The stated purpose the United Alternative initiative — spawned by Preston Manning, leader of Reform Party of Canada — is to create a new party to defeat the Liberals in the next election. Unfortunately, Manning’s approach forebodes failure.

His strategy involves inviting non-Liberals together to debate a platform of “principles” — “fiscal responsibility, social responsibility, democratic accountability, re-balancing, and equality in the federation” — that are so vague and elastic that communists could accept them. For example, “fiscal responsibility” could be achieved whether the government extorts 1% or 99% of our income. “Social responsibility” could be stretched to mean forced equalization of everyone’s wealth, etc.

The essence of this strategy is to eschew basic right-wing principles — such as individual rights (including property rights) and free enterprise — in the name of attracting the anti-Liberal vote.

Manning himself declared that the right-left distinction in politics is “outdated,” and he’s willing to sacrifice his right-wing principles for a broad “consensus.”

But if Liberal policies are bad (and they certainly are), then it’s because they are based on bad ideas or principles. The proper strategy for a good alternative to Liberals would be to first clearly identify and explain to Canadians why Liberal principles are bad. (The remaining steps would involve clearly defining good principles and policies, and then rationally persuading Canadians of their merit.)

For example, consider an issue Canadians are deeply concerned about: health care. Liberals champion socialist medicine, which means government as a monopoly provider of “free” health care paid for by money extorted via progressive taxation.

The principle underlying this Liberal policy is Karl Marx’s dictum: “from each according to ability, to each according to need.” Or, as Finance Minister Paul Martin stated it proudly: “Our health care system is blind to income so that its eyes can focus on need.” It’s the morality of altruism — the belief that one has a moral duty to sacrifice oneself to others, to the collective.

Implication? To the extent one is ambitious, creative and productive — and thereby earns much money — is the extent to which one is robbed to pay for the health care of those who (for whatever reason) earn less. Also, those who take good care of their health are forced to pay for those who don’t. The overall effect is to discourage productiveness and responsibility while encouraging laziness and irresponsibility.

But that’s not all. Under free-market medicine (i.e., the true right-wing alternative ), health-care providers compete for a patient’s money by offering the best value for it, thereby making providers directly accountable to patients, thereby encouraging innovation and cost-efficiency. Under socialized medicine, providers are accountable to governments, which extort money virtually at will from individuals regardless of whether the individual approves of the quality. Hence, the incentive to offer patients higher quality at lower prices is replaced by the incentive to appease bureaucrats and politicians whose objectives typically include appeasing pressure groups and expanding government size and power at the expense of individual liberty.

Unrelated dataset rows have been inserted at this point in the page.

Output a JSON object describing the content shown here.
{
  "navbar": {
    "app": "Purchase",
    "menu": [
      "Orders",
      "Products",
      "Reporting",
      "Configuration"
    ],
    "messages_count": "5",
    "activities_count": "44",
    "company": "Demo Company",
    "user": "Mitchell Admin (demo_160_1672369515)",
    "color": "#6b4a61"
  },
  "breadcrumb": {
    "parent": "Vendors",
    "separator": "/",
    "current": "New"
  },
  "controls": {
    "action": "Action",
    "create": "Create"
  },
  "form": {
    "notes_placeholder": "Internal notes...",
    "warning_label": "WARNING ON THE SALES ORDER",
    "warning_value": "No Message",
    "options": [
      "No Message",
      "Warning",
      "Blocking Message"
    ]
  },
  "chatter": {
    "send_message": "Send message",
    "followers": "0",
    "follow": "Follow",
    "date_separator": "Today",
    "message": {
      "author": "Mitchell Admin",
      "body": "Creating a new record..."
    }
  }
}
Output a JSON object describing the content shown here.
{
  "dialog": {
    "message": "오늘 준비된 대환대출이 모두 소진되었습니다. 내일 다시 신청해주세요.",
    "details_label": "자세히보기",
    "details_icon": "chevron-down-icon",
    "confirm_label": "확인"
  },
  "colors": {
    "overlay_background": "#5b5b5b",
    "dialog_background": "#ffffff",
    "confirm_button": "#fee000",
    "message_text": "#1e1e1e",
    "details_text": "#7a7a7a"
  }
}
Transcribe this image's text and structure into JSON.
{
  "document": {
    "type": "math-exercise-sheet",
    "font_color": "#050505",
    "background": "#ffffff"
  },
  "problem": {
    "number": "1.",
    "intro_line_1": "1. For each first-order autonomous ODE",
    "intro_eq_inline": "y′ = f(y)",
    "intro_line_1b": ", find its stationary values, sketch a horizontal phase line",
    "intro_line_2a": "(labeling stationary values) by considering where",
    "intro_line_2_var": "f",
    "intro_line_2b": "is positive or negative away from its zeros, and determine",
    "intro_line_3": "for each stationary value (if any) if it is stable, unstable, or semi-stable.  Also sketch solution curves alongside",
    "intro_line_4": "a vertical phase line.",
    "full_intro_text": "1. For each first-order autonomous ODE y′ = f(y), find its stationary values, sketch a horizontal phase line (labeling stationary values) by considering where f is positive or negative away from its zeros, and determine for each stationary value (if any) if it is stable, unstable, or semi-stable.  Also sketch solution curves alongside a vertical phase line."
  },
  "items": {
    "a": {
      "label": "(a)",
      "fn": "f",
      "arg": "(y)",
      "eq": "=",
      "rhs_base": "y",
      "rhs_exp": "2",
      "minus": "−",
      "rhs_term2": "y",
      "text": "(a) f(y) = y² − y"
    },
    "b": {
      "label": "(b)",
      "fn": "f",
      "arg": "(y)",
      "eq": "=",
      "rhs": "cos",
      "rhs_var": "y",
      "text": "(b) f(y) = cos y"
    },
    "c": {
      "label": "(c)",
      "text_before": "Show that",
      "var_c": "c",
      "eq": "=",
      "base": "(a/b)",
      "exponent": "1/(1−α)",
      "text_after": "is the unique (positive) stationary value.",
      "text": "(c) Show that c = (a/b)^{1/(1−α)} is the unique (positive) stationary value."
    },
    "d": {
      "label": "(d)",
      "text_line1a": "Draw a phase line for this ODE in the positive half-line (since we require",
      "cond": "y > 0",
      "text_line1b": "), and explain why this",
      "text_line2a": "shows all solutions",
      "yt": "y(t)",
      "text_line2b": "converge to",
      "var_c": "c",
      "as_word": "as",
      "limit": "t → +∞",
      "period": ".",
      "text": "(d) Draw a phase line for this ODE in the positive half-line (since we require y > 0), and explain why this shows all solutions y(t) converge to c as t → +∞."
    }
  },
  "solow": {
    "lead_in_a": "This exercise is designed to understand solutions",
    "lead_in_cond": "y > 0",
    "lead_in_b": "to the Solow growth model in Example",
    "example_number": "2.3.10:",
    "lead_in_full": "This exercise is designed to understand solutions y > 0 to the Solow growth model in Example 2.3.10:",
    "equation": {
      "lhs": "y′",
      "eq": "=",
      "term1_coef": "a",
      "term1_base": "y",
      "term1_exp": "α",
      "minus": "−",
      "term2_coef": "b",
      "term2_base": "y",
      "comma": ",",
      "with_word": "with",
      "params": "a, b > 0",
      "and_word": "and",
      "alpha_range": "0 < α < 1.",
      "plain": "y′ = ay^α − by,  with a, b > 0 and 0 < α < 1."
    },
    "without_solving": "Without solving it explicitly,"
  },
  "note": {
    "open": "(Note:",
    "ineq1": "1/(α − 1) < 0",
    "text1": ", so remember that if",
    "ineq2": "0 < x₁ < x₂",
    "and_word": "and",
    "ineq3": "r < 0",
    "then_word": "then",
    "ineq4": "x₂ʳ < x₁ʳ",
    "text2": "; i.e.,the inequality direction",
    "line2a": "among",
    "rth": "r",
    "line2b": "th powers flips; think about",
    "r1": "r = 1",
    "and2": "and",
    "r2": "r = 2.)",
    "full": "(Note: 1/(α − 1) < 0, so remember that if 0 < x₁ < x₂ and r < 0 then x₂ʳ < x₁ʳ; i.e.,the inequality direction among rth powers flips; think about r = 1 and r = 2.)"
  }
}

The outcome is predictable — first costs rise (without a corresponding rise in quality) until governments can no longer get away with borrowing or raising taxes; then governments attempt to control costs by enslaving doctors and reducing services; then lineups grow for special services while the better doctors flee to freer, greener pastures. This predictable outcome is now history — costs have soared, people are dying in long lineups and many good doctors have fled.

The Liberals — rather than being champions of health care — are actually enemies of health care. (This principled approach would yield similar conclusions regarding education, jobs, old-age security, etc.)

But does Manning champion health care by rejecting the destructive left-wing principle underlying socialist medicine and defending a right-wing alternative? No! He has embraced socialized medicine and routinely chastises Liberals for not throwing more money down its drain. (Liberals frequently point out to him that he can’t have his cake — lower taxes — and eat it too.) Why? Because Manning _feels_ that a majority of Canadians will never vote for a party that opposes socialized medicine.

In other words, the benefit or destructiveness of a policy or principle is irrelevant to Manning — all that matters is whatever he thinks the majority happens to believe right now.

The first casualty of Manning’s pragmatist philosophy is a real alternative to Liberal policies. By eschewing principles, Manning is reduced to copying whatever the Liberals do on the premise that “that’s what got them elected.”

The second casualty is unity. Only rational principles and logical persuasion can unite people to a common and noble purpose. Asking them to blindly eschew their principles — be they true or false — in the name of unity can only beget frustration, bitter power struggles and despair, i.e., disunity (as our experience with Quebec separatism has demonstrated).

A truly United Alternative party would debunk and reject the Liberals’ philosophy of altruism-collectivism-statism, which is ruining Canada, and rationally and proudly defend the opposite philosophy: rational self-interest, individual rights and laissez-faire capitalism.